**Exercise directions**
If a line in the data holds the string "desc", list it.

**Items from a data source**
+ + +
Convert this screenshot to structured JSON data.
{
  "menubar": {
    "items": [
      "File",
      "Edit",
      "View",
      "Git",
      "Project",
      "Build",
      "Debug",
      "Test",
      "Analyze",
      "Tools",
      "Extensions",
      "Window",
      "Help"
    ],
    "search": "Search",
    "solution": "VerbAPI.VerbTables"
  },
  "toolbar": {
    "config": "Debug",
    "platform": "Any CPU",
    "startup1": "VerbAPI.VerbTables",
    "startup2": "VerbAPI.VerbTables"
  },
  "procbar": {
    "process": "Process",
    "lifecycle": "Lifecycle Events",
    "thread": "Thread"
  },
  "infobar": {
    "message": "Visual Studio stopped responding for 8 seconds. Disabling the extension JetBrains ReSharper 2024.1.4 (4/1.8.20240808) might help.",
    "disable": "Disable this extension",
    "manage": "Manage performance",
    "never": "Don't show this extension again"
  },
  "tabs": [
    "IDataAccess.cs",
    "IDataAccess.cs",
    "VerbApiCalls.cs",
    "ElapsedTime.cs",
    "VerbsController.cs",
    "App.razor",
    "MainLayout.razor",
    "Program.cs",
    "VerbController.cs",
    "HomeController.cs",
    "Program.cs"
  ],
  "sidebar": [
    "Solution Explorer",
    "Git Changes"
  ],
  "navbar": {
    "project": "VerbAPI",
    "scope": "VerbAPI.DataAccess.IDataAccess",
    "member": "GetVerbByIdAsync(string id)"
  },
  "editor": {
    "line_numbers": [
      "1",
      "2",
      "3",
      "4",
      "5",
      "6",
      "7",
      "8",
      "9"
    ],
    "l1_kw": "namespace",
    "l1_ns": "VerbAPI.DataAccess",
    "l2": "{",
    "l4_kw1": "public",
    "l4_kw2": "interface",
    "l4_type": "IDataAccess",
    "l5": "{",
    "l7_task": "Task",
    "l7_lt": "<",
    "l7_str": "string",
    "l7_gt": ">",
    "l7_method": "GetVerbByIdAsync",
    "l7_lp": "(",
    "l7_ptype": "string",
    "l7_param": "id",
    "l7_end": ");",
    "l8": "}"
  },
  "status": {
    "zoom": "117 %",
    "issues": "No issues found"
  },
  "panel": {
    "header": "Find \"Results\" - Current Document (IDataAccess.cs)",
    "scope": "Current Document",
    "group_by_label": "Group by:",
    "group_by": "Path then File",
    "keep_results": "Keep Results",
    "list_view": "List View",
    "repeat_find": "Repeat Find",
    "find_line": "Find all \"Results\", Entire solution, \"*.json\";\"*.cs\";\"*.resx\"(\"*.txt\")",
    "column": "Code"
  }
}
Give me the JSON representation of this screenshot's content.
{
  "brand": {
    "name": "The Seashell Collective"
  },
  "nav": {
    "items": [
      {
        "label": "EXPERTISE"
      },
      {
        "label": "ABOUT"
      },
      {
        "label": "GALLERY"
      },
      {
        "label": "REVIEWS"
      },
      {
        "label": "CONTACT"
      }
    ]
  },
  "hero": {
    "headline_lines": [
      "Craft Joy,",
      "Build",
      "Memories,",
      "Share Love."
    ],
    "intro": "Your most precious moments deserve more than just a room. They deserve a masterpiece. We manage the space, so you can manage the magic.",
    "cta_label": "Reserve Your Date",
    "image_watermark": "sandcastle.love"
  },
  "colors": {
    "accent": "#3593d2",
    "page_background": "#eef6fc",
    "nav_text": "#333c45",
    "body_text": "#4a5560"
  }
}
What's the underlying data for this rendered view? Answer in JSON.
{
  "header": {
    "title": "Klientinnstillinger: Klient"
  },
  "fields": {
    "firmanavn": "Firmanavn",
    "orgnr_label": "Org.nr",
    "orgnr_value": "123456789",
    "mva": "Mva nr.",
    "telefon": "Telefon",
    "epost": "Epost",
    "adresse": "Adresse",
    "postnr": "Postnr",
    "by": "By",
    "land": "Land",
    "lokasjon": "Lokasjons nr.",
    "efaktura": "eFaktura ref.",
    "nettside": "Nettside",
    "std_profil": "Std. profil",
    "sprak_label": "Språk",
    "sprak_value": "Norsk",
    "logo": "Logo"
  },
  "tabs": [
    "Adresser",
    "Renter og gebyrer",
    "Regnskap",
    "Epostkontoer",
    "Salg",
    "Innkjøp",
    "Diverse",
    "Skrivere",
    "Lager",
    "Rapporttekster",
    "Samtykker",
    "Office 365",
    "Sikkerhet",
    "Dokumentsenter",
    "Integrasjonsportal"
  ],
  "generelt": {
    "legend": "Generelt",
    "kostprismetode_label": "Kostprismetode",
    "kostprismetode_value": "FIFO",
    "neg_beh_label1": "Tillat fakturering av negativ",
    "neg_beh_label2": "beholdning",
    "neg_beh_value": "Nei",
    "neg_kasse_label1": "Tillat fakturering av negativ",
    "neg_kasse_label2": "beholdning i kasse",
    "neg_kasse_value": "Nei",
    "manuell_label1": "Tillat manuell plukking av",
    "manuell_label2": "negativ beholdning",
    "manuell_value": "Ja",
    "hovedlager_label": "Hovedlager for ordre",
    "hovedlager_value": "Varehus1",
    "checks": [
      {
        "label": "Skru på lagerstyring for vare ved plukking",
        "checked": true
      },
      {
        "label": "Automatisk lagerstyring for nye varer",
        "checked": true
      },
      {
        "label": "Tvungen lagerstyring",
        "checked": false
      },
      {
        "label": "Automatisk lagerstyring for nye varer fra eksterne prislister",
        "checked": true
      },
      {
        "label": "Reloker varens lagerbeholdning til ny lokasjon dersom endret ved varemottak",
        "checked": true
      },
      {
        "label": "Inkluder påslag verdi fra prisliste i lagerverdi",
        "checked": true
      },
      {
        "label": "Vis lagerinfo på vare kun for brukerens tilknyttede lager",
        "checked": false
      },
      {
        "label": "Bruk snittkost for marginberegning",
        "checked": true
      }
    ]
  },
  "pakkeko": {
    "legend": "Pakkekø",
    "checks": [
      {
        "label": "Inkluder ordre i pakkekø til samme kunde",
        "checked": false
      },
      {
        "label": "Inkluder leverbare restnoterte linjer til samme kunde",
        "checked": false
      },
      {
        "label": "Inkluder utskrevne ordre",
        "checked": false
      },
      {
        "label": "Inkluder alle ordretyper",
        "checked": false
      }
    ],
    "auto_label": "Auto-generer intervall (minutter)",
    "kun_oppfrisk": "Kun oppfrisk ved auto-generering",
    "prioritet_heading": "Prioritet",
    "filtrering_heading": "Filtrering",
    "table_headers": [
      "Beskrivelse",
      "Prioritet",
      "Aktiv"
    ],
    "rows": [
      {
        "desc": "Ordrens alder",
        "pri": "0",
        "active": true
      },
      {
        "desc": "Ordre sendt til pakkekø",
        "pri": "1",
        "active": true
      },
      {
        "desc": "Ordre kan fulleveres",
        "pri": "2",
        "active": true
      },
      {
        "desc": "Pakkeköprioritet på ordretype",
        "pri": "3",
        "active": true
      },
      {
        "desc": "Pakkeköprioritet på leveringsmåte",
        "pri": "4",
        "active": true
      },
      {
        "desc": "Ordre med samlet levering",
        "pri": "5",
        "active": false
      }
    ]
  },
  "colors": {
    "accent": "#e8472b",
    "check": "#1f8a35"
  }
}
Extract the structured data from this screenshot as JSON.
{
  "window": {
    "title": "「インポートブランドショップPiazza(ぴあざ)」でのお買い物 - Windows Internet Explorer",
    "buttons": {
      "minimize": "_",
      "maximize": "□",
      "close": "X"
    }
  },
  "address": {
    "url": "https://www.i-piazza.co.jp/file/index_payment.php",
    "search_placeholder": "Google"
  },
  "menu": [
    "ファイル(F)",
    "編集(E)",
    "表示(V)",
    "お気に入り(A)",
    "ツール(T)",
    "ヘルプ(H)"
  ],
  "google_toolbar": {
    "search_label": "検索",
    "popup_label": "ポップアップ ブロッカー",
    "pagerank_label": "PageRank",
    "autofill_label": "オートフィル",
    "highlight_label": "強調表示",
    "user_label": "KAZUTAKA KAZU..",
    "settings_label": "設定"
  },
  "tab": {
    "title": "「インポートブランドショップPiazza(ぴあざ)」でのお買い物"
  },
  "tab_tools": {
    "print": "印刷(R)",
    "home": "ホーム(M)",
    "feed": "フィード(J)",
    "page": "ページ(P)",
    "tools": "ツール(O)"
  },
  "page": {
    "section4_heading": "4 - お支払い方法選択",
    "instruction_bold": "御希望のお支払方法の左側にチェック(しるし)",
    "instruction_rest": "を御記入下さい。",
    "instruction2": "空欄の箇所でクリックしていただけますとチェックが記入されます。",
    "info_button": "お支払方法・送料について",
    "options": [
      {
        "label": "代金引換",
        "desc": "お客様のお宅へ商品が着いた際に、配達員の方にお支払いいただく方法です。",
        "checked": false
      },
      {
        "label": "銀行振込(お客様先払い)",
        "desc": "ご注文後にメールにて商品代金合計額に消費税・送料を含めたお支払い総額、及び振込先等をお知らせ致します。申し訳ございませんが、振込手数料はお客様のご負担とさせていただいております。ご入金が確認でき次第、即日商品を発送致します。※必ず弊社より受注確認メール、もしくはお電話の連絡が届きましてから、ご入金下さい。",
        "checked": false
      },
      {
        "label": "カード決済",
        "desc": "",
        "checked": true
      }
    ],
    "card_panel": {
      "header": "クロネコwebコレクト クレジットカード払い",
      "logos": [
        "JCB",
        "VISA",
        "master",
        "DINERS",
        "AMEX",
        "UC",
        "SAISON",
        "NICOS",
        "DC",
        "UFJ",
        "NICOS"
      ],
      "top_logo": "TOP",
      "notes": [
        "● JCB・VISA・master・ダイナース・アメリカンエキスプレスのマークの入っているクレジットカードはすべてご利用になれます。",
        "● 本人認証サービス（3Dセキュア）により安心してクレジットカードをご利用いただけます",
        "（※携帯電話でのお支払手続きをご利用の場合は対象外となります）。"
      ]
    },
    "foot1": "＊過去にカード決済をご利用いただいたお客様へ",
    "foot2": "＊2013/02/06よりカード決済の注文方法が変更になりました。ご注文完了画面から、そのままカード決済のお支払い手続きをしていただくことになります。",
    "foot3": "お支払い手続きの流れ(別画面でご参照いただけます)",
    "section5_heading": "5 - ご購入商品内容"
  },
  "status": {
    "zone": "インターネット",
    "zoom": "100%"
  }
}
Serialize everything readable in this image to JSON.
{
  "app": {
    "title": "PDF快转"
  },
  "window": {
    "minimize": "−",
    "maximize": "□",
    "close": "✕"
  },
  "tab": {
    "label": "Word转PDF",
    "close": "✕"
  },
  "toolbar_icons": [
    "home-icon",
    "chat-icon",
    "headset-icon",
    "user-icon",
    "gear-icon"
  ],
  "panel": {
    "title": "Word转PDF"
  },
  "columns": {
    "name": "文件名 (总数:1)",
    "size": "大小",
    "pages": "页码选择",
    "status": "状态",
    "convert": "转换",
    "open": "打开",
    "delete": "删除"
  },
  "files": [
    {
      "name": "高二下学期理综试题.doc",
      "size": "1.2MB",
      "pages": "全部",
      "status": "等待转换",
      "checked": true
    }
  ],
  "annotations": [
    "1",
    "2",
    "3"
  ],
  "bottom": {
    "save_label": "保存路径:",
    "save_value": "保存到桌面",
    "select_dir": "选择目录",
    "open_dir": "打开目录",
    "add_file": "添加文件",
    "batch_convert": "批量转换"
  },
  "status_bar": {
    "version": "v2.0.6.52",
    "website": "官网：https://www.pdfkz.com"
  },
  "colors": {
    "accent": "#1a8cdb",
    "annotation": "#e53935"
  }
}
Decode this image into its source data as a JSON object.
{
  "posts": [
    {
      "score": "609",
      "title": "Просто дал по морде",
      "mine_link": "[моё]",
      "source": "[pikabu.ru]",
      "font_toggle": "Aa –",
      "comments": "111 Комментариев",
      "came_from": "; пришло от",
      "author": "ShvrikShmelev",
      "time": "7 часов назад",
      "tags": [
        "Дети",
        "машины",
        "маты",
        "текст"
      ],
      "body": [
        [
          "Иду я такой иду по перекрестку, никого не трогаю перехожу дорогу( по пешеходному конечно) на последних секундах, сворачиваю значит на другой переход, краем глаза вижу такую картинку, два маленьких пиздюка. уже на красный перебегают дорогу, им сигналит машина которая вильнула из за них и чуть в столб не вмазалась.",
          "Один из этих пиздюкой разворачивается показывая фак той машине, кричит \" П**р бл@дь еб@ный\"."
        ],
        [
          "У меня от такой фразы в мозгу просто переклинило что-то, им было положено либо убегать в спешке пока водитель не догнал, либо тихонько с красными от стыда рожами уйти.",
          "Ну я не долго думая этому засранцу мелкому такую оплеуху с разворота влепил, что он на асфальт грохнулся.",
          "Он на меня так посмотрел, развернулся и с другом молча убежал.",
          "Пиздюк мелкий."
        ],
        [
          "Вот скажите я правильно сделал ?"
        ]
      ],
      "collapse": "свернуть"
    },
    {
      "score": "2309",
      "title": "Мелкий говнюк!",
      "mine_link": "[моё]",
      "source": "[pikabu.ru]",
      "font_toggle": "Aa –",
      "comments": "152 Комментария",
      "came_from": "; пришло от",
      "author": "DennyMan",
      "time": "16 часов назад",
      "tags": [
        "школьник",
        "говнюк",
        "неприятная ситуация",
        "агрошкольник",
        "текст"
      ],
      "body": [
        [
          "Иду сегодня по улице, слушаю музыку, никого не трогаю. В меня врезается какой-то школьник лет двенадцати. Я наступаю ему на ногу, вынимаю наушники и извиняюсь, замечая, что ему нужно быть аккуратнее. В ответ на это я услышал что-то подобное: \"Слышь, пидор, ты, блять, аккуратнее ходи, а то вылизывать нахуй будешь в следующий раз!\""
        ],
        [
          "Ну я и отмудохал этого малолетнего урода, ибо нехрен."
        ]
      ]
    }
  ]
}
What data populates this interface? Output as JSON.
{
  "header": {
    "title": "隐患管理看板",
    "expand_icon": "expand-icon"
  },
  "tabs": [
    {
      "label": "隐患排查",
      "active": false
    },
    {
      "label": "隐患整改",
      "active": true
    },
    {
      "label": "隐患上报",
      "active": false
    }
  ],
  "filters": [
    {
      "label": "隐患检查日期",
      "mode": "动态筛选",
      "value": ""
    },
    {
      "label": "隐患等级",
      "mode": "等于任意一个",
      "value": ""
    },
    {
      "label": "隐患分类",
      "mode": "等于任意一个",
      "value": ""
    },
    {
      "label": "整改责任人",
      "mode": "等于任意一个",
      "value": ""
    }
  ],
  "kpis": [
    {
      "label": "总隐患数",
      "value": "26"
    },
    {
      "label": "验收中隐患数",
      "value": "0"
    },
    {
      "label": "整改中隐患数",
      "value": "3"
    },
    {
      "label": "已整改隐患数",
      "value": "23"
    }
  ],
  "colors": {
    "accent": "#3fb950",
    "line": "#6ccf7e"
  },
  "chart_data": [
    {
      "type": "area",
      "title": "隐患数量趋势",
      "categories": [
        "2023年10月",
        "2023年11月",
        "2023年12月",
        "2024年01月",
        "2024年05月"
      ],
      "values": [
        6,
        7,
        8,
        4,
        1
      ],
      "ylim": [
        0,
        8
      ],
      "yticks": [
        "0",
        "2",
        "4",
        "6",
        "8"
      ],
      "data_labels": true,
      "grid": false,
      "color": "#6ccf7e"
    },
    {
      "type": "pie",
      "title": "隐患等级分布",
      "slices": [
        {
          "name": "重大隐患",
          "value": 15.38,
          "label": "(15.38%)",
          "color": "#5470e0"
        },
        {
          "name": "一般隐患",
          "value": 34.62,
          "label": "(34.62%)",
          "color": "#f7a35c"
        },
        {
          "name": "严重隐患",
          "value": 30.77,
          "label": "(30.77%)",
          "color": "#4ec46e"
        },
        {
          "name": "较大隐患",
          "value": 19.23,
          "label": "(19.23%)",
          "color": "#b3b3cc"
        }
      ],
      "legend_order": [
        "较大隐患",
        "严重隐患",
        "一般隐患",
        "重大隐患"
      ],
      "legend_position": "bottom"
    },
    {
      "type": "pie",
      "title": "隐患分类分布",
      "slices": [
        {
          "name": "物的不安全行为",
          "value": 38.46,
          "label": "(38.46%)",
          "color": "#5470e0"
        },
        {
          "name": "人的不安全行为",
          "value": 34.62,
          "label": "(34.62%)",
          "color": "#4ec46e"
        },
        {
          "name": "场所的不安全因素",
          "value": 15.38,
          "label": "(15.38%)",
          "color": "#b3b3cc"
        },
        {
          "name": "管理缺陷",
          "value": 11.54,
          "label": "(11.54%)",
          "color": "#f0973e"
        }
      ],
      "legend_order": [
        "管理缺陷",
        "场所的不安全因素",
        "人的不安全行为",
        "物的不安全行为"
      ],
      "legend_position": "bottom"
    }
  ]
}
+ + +
**Task output**
        "desc": "Ordrens alder",
        "desc": "Ordre sendt til pakkekø",
        "desc": "Ordre kan fulleveres",
        "desc": "Pakkeköprioritet på ordretype",
        "desc": "Pakkeköprioritet på leveringsmåte",
        "desc": "Ordre med samlet levering",
        "desc": "お客様のお宅へ商品が着いた際に、配達員の方にお支払いいただく方法です。",
        "desc": "ご注文後にメールにて商品代金合計額に消費税・送料を含めたお支払い総額、及び振込先等をお知らせ致します。申し訳ございませんが、振込手数料はお客様のご負担とさせていただいております。ご入金が確認でき次第、即日商品を発送致します。※必ず弊社より受注確認メール、もしくはお電話の連絡が届きましてから、ご入金下さい。",
        "desc": "",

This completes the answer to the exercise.